__Recorded data__
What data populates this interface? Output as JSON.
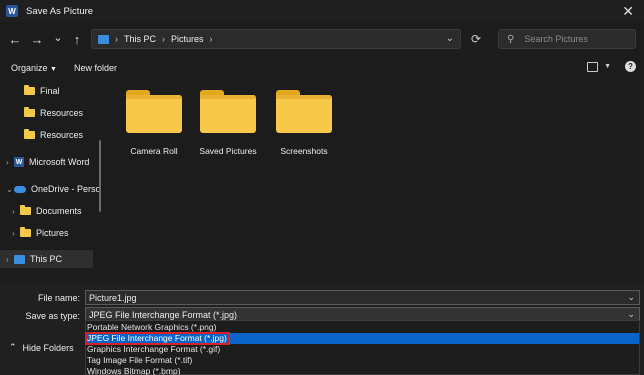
{
  "window": {
    "title": "Save As Picture",
    "app_icon_letter": "W"
  },
  "nav": {
    "back": "←",
    "forward": "→",
    "recent": "⌄",
    "up": "↑",
    "breadcrumbs": [
      "This PC",
      "Pictures"
    ],
    "refresh": "⟳",
    "search_placeholder": "Search Pictures"
  },
  "toolbar": {
    "organize": "Organize",
    "new_folder": "New folder"
  },
  "sidebar": {
    "items": [
      {
        "label": "Final",
        "type": "folder"
      },
      {
        "label": "Resources",
        "type": "folder"
      },
      {
        "label": "Resources",
        "type": "folder"
      },
      {
        "label": "Microsoft Word",
        "type": "word"
      },
      {
        "label": "OneDrive - Perso",
        "type": "cloud"
      },
      {
        "label": "Documents",
        "type": "folder"
      },
      {
        "label": "Pictures",
        "type": "folder"
      },
      {
        "label": "This PC",
        "type": "pc"
      }
    ]
  },
  "content": {
    "folders": [
      "Camera Roll",
      "Saved Pictures",
      "Screenshots"
    ]
  },
  "form": {
    "filename_label": "File name:",
    "filename_value": "Picture1.jpg",
    "savetype_label": "Save as type:",
    "savetype_value": "JPEG File Interchange Format (*.jpg)",
    "options": [
      "Portable Network Graphics (*.png)",
      "JPEG File Interchange Format (*.jpg)",
      "Graphics Interchange Format (*.gif)",
      "Tag Image File Format (*.tif)",
      "Windows Bitmap (*.bmp)"
    ],
    "selected_option_index": 1,
    "hide_folders": "Hide Folders"
  },
  "colors": {
    "accent": "#0a64c8",
    "highlight_border": "#d8202a",
    "folder": "#f7c84a"
  }
}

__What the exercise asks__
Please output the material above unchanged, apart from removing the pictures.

__Task solution__
What data populates this interface? Output as JSON.
{
  "window": {
    "title": "Save As Picture",
    "app_icon_letter": "W"
  },
  "nav": {
    "back": "←",
    "forward": "→",
    "recent": "⌄",
    "up": "↑",
    "breadcrumbs": [
      "This PC",
      "Pictures"
    ],
    "refresh": "⟳",
    "search_placeholder": "Search Pictures"
  },
  "toolbar": {
    "organize": "Organize",
    "new_folder": "New folder"
  },
  "sidebar": {
    "items": [
      {
        "label": "Final",
        "type": "folder"
      },
      {
        "label": "Resources",
        "type": "folder"
      },
      {
        "label": "Resources",
        "type": "folder"
      },
      {
        "label": "Microsoft Word",
        "type": "word"
      },
      {
        "label": "OneDrive - Perso",
        "type": "cloud"
      },
      {
        "label": "Documents",
        "type": "folder"
      },
      {
        "label": "Pictures",
        "type": "folder"
      },
      {
        "label": "This PC",
        "type": "pc"
      }
    ]
  },
  "content": {
    "folders": [
      "Camera Roll",
      "Saved Pictures",
      "Screenshots"
    ]
  },
  "form": {
    "filename_label": "File name:",
    "filename_value": "Picture1.jpg",
    "savetype_label": "Save as type:",
    "savetype_value": "JPEG File Interchange Format (*.jpg)",
    "options": [
      "Portable Network Graphics (*.png)",
      "JPEG File Interchange Format (*.jpg)",
      "Graphics Interchange Format (*.gif)",
      "Tag Image File Format (*.tif)",
      "Windows Bitmap (*.bmp)"
    ],
    "selected_option_index": 1,
    "hide_folders": "Hide Folders"
  },
  "colors": {
    "accent": "#0a64c8",
    "highlight_border": "#d8202a",
    "folder": "#f7c84a"
  }
}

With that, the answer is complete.